This Weekend’s Lede. It’s time to put all that preseason chatter on the backburner, and start drawing first impressions, because the 2012-13 season officially got underway Friday night. Unlike the murmuring fizz of an opening that usually christens a new college hoops campaign, we were treated to several high-profile clashes over the weekend. College basketball set out to establish a definitive starting point, and this year (more than any other in recent memory), it succeeded. There are inherent risks to overanalyzing single-game sample sizes, but even after just one weekend’s action, we were able to learn quite a bit about some of the teams headlining the opening weekend.
Your Watercooler Moment. Stick to Dry Environments (or, Why Naval Ship Games Need to Only Take Place in San Diego).
When inclement weather forecasts pushed the Syracuse-San Diego State game from Friday to Sunday, you knew this year’s slate of naval ship games were off to a bad start. That game, which concluded Sunday evening with Syracuse pretty much dominating the hometown Aztecs (62-49) in one of the Orange’s rare non-conference games outside the state of New York, was played under gorgeous 60-degree San Diego skies. The two other scheduled match-ups – Ohio State-Marquette in South Carolina and Georgetown-Florida in Jacksonville – did not proceed as planned, as both games were called off when officials noticed condensation developing on both playing surfaces. The Florida-Georgetown game tipped off and ran into the half with minimal fuss. Up the coastline, though, the slick playing surface aboard the USS Yorktown prompted coaches and players from Ohio State and Marquette to mop the court in the hope that some good old-fashioned clean-up work could diffuse mother nature’s influence on their much-hyped shipside season-opener. As both teams quickly learned, the condensation kept coming back, and officials then made the logical move of calling the game off. Spiritually, emotionally and patriotically, the outdoor aircraft carrier games are an excellent idea. Last season’s Carrier Classic, played before gorgeous vistas and naval troops, and featuring two of the nation’s most respected programs in North Carolina and Michigan State, was a definite win. And there have been few times when a college basketball non-conference game to begin the season has drawn so much national attention. It was a special night. Logistically, though, playing basketball games outdoors in November on the East Coast is fraught with risk, and event organizers learned as much Friday. If the aircraft carrier trend is to continue, the games must be played on the West Coast, where a more favorable late fall climate will increase the chances of staging contests without conflict.
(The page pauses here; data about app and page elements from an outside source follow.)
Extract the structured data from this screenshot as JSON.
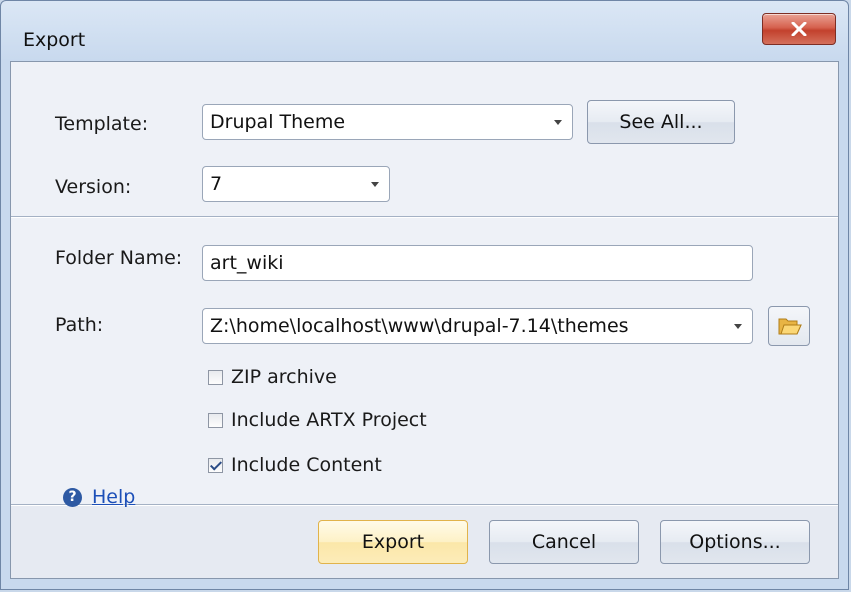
{
  "window": {
    "title": "Export"
  },
  "form": {
    "template_label": "Template:",
    "template_value": "Drupal Theme",
    "see_all_label": "See All...",
    "version_label": "Version:",
    "version_value": "7",
    "folder_name_label": "Folder Name:",
    "folder_name_value": "art_wiki",
    "path_label": "Path:",
    "path_value": "Z:\\home\\localhost\\www\\drupal-7.14\\themes"
  },
  "options": [
    {
      "label": "ZIP archive",
      "checked": false
    },
    {
      "label": "Include ARTX Project",
      "checked": false
    },
    {
      "label": "Include Content",
      "checked": true
    }
  ],
  "footer": {
    "help_label": "Help",
    "export_label": "Export",
    "cancel_label": "Cancel",
    "options_label": "Options..."
  },
  "icons": {
    "close": "close-icon",
    "help": "help-icon",
    "folder": "folder-open-icon"
  }
}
Also Worth Chatting About. Give That Man a Contract (Or, Kevin Ollie Has His Squad Playing Hard).
The long-term status of UConn’s head coaching job remains unresolved for the moment, but we gained some clarity on the issue Friday night. Its leading candidate, former assistant Kevin Ollie, made a resounding statement to open his one-season job trial by knocking off Big Ten contender Michigan State 66-62 at Ramstein Air Base in Germany. The Huskies lost the core of last season’s underachieving yet talented team, including two first round draft picks (Jeremy Lamb and Andre Drummond) and two transfers (Alex Oriakhi and Roscoe Smith). Backcourt mainstays Ryan Boatwright and Shabazz Napier carried the torch Friday night against the Spartans, with Napier pouring in 25 points on 8-for-16 shooting and Boatwright adding 13. Highly-touted freshman Omar Calhoun logged 25 minutes but finished with just one point, two rebounds and two assists. The season could not have begun in a better way for Ollie, who faces the massive burden of proving athletic director Warde Manuel he’s the right man for the job, the right personality to succeed the legend that preceded him in Storrs. There were concerns as to whether UConn would lack motivation this season, given their ineligibility for the postseason, but that was hardly the case Friday night. The Huskies played inspired basketball against a top-tier Big Ten foe known for its toughness and grit. If I were to grade Ollie’s job candidacy one game into the season, nothing less than an A+ would suffice.